(Diedrich Diedrichsen „ Über Pop-Musik“)
The composer today has lost the romantic state of an inventor long ago: every artistic material is loaded with a content of meaning and the attempts to find a new sound leading to nothing but tautology. Music composed today shows very often that capturing the old as the new is the actual impetus of the artistic work; a tendency found equally in academic music as in pop music.
In many of my latest pieces, the compositional proces startet with the creation of a network of associations; I am searching for contextual examples, allusions, associations to a certain subject, be it a given instrumentation, genre or a term. The compositional process is being shifted away from the score paper to a surface of associational research.
In this piece I start from the solo instruments that couldn't be more different but also from the players/ musicians themselves.
The analog synthesizer EMS VCS 3, the first portable synthesizer in history (1969) and the flute that was already in use in prehistoric times. But it is not only the age of the instruments that makes them so different but also the kind of sound production (electronic/acoustic), the genre of their typical use ((prog-)rock music/classical music)), but also the whole spectrum of associations and clichés that is bound to each intrument and each interpreter.
A synthesizer player nerd, who prefers to act out his great musical fantasies alone in his studio, stuffed with countless devices and switches; and the flute virtuoso that personifies something elegant, sophisticated, elitist just by her posture.
A classical musician whose career begins with instrumental lessons or with a wonderful talent that is discovered by a caring teacher at school and a rock musician whose career begins with the fascination for the song, heard through his older brother's door and the performance of air guitar or imaginary microphone in front of the mirror. But are these attributes, associated to the synth or flute myth also found in my soloists?

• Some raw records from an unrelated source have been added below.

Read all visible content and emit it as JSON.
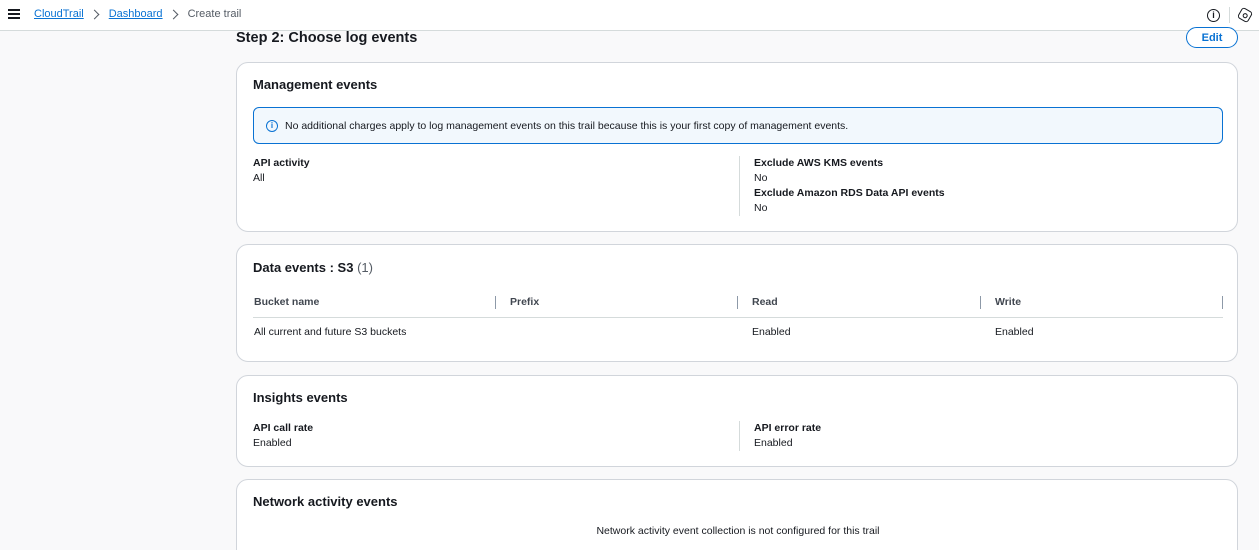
{
  "breadcrumb": {
    "items": [
      "CloudTrail",
      "Dashboard"
    ],
    "current": "Create trail"
  },
  "page": {
    "step_title": "Step 2: Choose log events",
    "edit_label": "Edit"
  },
  "management": {
    "title": "Management events",
    "alert": "No additional charges apply to log management events on this trail because this is your first copy of management events.",
    "api_activity_label": "API activity",
    "api_activity_value": "All",
    "kms_label": "Exclude AWS KMS events",
    "kms_value": "No",
    "rds_label": "Exclude Amazon RDS Data API events",
    "rds_value": "No"
  },
  "data_events": {
    "title": "Data events : S3",
    "count": "(1)",
    "columns": [
      "Bucket name",
      "Prefix",
      "Read",
      "Write"
    ],
    "rows": [
      {
        "bucket": "All current and future S3 buckets",
        "prefix": "",
        "read": "Enabled",
        "write": "Enabled"
      }
    ]
  },
  "insights": {
    "title": "Insights events",
    "call_rate_label": "API call rate",
    "call_rate_value": "Enabled",
    "error_rate_label": "API error rate",
    "error_rate_value": "Enabled"
  },
  "network": {
    "title": "Network activity events",
    "message": "Network activity event collection is not configured for this trail"
  },
  "icons": [
    "menu-icon",
    "info-icon",
    "settings-icon",
    "chevron-right-icon"
  ],
  "colors": {
    "link": "#0972d3",
    "alert_bg": "#f2f8fd",
    "text": "#16191f"
  }
}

From one side, my piece is an expedition through the history of both instruments; a kind of archaeological trace that will hopefully bring new artifacts to light. But there are more than just nostalgic reasons (though certainly present), that move me to juxtapose the sound of an almost 50 year old synthesizer with the sound of a flute, but also an attempt to discover the synthesizer as an equal voice, to remusicalise his unique palette of sound beyond simple retro/vintage clichés.
At the same time, the piece zooms into the live of both soloists whose musical socialisation is rooted in different places.

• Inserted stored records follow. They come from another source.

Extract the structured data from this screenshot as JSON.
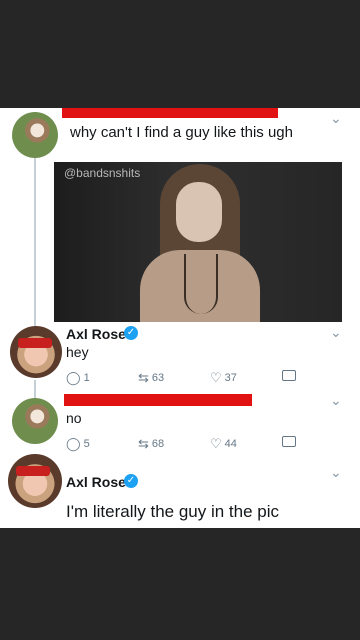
{
  "tweet1": {
    "text": "why can't I find a guy like this ugh",
    "image_handle": "@bandsnshits"
  },
  "reply1": {
    "name": "Axl Rose",
    "text": "hey",
    "replies": "1",
    "retweets": "63",
    "likes": "37"
  },
  "reply2": {
    "text": "no",
    "replies": "5",
    "retweets": "68",
    "likes": "44"
  },
  "reply3": {
    "name": "Axl Rose",
    "text": "I'm literally the guy in the pic"
  },
  "icons": {
    "reply": "reply-icon",
    "retweet": "retweet-icon",
    "like": "heart-icon",
    "dm": "mail-icon",
    "verified": "verified-badge-icon",
    "more": "chevron-down-icon"
  },
  "colors": {
    "verified": "#1da1f2",
    "redaction": "#e01212",
    "card": "#ffffff",
    "background": "#262626"
  }
}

Especially we look into the habitats of both protagonists: Living room, practice room, favourite bar, favourite walks. They are intimate projections of their daily live, which will hopefully reveal something of each of them: A discreet look at their thoughts, wishes, dreams, disappointments.
(Oxana Omelchuk, 2016)